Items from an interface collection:
* * *
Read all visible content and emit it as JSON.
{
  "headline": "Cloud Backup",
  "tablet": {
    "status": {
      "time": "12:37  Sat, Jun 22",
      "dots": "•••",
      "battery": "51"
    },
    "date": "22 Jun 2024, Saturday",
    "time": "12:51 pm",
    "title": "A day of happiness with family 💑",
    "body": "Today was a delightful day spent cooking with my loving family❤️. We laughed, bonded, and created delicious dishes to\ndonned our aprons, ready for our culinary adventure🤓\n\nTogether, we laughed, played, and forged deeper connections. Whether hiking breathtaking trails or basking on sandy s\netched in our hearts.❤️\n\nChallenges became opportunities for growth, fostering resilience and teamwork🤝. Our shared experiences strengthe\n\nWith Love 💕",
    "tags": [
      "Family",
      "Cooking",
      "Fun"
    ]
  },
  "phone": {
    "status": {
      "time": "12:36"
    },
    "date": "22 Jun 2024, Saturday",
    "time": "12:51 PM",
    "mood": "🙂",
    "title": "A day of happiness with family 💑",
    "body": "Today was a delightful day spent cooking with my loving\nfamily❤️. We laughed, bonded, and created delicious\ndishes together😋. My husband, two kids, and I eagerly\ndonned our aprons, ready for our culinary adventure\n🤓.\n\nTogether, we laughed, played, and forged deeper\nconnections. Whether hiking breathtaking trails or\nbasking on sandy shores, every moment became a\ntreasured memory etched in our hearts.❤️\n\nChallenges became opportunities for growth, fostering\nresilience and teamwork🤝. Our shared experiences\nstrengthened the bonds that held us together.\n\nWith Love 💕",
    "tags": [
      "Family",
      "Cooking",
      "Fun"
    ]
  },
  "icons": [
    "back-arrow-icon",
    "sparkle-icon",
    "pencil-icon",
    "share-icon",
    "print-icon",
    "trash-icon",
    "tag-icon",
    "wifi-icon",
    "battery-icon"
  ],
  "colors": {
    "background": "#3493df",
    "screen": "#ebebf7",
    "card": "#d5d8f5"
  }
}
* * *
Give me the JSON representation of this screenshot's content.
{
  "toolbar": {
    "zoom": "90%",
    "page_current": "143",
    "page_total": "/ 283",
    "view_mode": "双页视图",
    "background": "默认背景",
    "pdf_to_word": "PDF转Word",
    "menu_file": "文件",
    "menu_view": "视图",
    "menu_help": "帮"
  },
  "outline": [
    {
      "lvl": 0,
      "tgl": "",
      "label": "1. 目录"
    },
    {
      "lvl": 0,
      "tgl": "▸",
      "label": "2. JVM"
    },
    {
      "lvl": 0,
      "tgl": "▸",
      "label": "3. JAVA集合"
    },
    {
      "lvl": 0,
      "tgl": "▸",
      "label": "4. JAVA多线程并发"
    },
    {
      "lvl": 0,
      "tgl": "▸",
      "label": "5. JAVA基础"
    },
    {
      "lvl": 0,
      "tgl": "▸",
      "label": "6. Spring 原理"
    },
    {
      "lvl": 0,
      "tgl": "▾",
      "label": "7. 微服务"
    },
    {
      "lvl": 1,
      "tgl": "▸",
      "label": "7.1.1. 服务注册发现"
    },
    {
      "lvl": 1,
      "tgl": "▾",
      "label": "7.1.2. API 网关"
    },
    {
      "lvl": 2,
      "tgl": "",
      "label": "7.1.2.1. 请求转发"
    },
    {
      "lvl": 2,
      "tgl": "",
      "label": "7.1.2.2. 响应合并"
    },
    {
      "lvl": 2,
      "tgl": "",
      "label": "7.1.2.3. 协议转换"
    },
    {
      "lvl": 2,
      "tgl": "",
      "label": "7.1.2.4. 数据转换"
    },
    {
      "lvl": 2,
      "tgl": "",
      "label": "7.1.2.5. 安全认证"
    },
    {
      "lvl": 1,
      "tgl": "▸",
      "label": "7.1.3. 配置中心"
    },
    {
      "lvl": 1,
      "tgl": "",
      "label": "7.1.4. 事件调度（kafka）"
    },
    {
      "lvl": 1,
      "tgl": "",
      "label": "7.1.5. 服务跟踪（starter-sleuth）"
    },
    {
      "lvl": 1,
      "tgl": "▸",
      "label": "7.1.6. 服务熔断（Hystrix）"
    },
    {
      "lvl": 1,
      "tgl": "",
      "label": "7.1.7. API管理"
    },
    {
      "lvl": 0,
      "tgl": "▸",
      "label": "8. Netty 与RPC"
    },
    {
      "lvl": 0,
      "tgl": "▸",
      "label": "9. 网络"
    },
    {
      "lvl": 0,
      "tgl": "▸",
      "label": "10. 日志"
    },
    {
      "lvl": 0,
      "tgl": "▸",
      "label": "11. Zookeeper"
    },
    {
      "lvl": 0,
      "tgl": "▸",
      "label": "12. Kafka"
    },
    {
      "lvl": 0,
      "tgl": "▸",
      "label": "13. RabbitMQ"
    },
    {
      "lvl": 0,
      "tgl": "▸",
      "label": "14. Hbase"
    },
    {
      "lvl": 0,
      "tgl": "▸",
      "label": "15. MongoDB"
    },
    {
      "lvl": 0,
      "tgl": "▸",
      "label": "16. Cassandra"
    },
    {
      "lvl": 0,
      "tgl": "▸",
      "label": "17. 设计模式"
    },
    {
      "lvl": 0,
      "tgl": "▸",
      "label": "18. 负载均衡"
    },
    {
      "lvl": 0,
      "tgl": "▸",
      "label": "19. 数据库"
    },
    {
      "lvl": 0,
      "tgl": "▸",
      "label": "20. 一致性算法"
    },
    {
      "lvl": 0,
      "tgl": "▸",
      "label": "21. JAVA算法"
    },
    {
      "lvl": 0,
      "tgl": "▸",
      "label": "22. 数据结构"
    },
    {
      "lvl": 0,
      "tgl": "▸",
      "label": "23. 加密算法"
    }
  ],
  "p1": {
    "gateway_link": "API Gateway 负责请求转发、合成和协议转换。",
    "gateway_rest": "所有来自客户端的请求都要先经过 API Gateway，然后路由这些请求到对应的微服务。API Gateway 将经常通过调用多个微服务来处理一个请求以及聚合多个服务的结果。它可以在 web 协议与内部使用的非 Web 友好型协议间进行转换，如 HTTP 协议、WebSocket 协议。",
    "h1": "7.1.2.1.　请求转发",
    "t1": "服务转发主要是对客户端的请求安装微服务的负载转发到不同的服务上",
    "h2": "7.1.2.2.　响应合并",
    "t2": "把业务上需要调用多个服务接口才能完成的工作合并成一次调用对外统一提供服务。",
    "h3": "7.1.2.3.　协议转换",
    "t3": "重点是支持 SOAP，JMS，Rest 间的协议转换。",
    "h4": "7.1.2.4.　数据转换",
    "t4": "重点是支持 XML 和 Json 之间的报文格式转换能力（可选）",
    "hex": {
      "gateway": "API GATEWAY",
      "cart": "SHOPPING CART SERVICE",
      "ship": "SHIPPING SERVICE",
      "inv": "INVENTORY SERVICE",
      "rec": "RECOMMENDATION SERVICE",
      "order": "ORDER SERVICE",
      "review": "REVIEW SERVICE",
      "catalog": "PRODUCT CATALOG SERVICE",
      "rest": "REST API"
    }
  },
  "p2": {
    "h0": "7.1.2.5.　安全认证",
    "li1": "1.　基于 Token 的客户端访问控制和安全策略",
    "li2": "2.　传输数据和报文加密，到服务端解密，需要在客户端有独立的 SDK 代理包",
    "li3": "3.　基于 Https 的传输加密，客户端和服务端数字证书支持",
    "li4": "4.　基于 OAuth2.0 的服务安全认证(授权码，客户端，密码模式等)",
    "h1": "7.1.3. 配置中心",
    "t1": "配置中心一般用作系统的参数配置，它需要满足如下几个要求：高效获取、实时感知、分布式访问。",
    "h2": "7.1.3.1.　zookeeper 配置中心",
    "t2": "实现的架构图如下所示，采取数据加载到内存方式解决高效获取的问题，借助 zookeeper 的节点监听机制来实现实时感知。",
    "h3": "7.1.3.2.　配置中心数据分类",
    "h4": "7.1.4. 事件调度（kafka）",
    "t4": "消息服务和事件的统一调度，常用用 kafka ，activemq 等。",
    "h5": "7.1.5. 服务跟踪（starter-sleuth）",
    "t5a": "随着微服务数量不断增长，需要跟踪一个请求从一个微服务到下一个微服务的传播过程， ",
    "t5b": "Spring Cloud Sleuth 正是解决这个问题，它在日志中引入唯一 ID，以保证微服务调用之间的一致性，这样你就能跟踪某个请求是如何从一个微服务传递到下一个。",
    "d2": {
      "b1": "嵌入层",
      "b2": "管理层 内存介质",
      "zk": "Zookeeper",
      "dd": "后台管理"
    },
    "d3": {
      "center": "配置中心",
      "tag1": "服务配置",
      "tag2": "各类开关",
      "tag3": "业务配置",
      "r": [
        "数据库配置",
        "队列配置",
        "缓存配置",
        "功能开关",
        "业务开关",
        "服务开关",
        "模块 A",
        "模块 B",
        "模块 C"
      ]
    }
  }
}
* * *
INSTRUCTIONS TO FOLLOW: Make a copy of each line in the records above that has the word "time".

WRITTEN REPLY:
      "time": "12:37  Sat, Jun 22",
    "time": "12:51 pm",
      "time": "12:36"
    "time": "12:51 PM",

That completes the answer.